=== WHAT IS NEEDED ===
Every entry, from first to last, is to be retyped without any alteration.

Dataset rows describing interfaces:
================================
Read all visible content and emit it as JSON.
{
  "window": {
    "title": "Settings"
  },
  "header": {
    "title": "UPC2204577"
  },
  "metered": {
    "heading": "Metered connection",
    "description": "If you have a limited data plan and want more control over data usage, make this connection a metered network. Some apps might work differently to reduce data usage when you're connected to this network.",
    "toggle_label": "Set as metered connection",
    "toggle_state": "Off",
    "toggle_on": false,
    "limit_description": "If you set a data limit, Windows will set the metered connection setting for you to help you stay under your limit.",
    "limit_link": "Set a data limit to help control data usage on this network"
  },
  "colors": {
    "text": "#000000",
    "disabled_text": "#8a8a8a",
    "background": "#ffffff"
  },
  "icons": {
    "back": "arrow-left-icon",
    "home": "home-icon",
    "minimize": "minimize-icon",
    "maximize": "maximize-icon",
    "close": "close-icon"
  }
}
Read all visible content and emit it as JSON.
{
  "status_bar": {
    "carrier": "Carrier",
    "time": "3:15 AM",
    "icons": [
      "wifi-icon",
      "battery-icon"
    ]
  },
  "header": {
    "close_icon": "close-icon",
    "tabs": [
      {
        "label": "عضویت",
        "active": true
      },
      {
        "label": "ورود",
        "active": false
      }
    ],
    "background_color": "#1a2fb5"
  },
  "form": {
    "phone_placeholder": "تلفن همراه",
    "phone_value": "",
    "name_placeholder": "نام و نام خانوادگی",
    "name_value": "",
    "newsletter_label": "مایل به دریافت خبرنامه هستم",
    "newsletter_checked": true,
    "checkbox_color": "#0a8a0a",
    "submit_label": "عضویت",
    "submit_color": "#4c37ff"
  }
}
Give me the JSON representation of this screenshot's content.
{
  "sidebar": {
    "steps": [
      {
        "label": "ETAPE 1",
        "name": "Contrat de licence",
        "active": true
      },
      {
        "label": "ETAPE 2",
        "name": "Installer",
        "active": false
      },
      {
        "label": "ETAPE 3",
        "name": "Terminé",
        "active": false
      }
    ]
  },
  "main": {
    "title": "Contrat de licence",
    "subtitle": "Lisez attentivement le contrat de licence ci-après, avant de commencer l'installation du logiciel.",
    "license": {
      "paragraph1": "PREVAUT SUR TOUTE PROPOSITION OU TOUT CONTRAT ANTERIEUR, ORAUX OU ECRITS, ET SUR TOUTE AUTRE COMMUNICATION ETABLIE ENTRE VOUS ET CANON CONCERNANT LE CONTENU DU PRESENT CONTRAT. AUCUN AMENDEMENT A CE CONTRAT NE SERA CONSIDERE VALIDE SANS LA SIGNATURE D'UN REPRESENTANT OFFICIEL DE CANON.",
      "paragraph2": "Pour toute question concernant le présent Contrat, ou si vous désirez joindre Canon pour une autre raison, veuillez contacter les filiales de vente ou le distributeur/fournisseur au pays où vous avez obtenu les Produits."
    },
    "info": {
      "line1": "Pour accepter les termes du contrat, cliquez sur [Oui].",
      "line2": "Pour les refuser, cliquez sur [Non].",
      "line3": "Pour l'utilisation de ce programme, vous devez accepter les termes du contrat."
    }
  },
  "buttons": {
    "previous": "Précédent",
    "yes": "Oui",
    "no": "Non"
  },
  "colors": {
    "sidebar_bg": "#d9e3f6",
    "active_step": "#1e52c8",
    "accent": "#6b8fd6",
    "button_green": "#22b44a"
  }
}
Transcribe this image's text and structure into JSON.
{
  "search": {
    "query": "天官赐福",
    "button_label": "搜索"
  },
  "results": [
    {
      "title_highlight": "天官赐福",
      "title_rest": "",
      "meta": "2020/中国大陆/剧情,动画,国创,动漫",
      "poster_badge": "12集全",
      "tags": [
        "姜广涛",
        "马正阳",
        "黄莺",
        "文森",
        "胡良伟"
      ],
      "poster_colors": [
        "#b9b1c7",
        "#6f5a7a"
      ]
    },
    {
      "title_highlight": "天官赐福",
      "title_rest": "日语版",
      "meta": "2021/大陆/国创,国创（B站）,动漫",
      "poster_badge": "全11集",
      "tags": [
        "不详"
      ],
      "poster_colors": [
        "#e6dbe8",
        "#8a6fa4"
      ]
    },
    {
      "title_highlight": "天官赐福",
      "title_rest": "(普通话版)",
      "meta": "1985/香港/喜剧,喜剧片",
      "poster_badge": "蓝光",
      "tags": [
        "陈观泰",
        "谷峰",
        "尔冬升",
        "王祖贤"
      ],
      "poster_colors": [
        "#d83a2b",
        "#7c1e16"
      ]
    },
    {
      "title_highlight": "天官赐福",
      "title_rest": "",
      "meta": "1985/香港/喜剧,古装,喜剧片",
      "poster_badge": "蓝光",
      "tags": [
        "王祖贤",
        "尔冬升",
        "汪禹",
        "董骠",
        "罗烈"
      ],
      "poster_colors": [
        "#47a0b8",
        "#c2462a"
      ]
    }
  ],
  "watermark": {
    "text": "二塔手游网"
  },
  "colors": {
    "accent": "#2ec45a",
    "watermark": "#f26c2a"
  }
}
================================
=== THE COMPLETED TASK ===
Read all visible content and emit it as JSON.
{
  "window": {
    "title": "Settings"
  },
  "header": {
    "title": "UPC2204577"
  },
  "metered": {
    "heading": "Metered connection",
    "description": "If you have a limited data plan and want more control over data usage, make this connection a metered network. Some apps might work differently to reduce data usage when you're connected to this network.",
    "toggle_label": "Set as metered connection",
    "toggle_state": "Off",
    "toggle_on": false,
    "limit_description": "If you set a data limit, Windows will set the metered connection setting for you to help you stay under your limit.",
    "limit_link": "Set a data limit to help control data usage on this network"
  },
  "colors": {
    "text": "#000000",
    "disabled_text": "#8a8a8a",
    "background": "#ffffff"
  },
  "icons": {
    "back": "arrow-left-icon",
    "home": "home-icon",
    "minimize": "minimize-icon",
    "maximize": "maximize-icon",
    "close": "close-icon"
  }
}
Read all visible content and emit it as JSON.
{
  "status_bar": {
    "carrier": "Carrier",
    "time": "3:15 AM",
    "icons": [
      "wifi-icon",
      "battery-icon"
    ]
  },
  "header": {
    "close_icon": "close-icon",
    "tabs": [
      {
        "label": "عضویت",
        "active": true
      },
      {
        "label": "ورود",
        "active": false
      }
    ],
    "background_color": "#1a2fb5"
  },
  "form": {
    "phone_placeholder": "تلفن همراه",
    "phone_value": "",
    "name_placeholder": "نام و نام خانوادگی",
    "name_value": "",
    "newsletter_label": "مایل به دریافت خبرنامه هستم",
    "newsletter_checked": true,
    "checkbox_color": "#0a8a0a",
    "submit_label": "عضویت",
    "submit_color": "#4c37ff"
  }
}
Give me the JSON representation of this screenshot's content.
{
  "sidebar": {
    "steps": [
      {
        "label": "ETAPE 1",
        "name": "Contrat de licence",
        "active": true
      },
      {
        "label": "ETAPE 2",
        "name": "Installer",
        "active": false
      },
      {
        "label": "ETAPE 3",
        "name": "Terminé",
        "active": false
      }
    ]
  },
  "main": {
    "title": "Contrat de licence",
    "subtitle": "Lisez attentivement le contrat de licence ci-après, avant de commencer l'installation du logiciel.",
    "license": {
      "paragraph1": "PREVAUT SUR TOUTE PROPOSITION OU TOUT CONTRAT ANTERIEUR, ORAUX OU ECRITS, ET SUR TOUTE AUTRE COMMUNICATION ETABLIE ENTRE VOUS ET CANON CONCERNANT LE CONTENU DU PRESENT CONTRAT. AUCUN AMENDEMENT A CE CONTRAT NE SERA CONSIDERE VALIDE SANS LA SIGNATURE D'UN REPRESENTANT OFFICIEL DE CANON.",
      "paragraph2": "Pour toute question concernant le présent Contrat, ou si vous désirez joindre Canon pour une autre raison, veuillez contacter les filiales de vente ou le distributeur/fournisseur au pays où vous avez obtenu les Produits."
    },
    "info": {
      "line1": "Pour accepter les termes du contrat, cliquez sur [Oui].",
      "line2": "Pour les refuser, cliquez sur [Non].",
      "line3": "Pour l'utilisation de ce programme, vous devez accepter les termes du contrat."
    }
  },
  "buttons": {
    "previous": "Précédent",
    "yes": "Oui",
    "no": "Non"
  },
  "colors": {
    "sidebar_bg": "#d9e3f6",
    "active_step": "#1e52c8",
    "accent": "#6b8fd6",
    "button_green": "#22b44a"
  }
}
Transcribe this image's text and structure into JSON.
{
  "search": {
    "query": "天官赐福",
    "button_label": "搜索"
  },
  "results": [
    {
      "title_highlight": "天官赐福",
      "title_rest": "",
      "meta": "2020/中国大陆/剧情,动画,国创,动漫",
      "poster_badge": "12集全",
      "tags": [
        "姜广涛",
        "马正阳",
        "黄莺",
        "文森",
        "胡良伟"
      ],
      "poster_colors": [
        "#b9b1c7",
        "#6f5a7a"
      ]
    },
    {
      "title_highlight": "天官赐福",
      "title_rest": "日语版",
      "meta": "2021/大陆/国创,国创（B站）,动漫",
      "poster_badge": "全11集",
      "tags": [
        "不详"
      ],
      "poster_colors": [
        "#e6dbe8",
        "#8a6fa4"
      ]
    },
    {
      "title_highlight": "天官赐福",
      "title_rest": "(普通话版)",
      "meta": "1985/香港/喜剧,喜剧片",
      "poster_badge": "蓝光",
      "tags": [
        "陈观泰",
        "谷峰",
        "尔冬升",
        "王祖贤"
      ],
      "poster_colors": [
        "#d83a2b",
        "#7c1e16"
      ]
    },
    {
      "title_highlight": "天官赐福",
      "title_rest": "",
      "meta": "1985/香港/喜剧,古装,喜剧片",
      "poster_badge": "蓝光",
      "tags": [
        "王祖贤",
        "尔冬升",
        "汪禹",
        "董骠",
        "罗烈"
      ],
      "poster_colors": [
        "#47a0b8",
        "#c2462a"
      ]
    }
  ],
  "watermark": {
    "text": "二塔手游网"
  },
  "colors": {
    "accent": "#2ec45a",
    "watermark": "#f26c2a"
  }
}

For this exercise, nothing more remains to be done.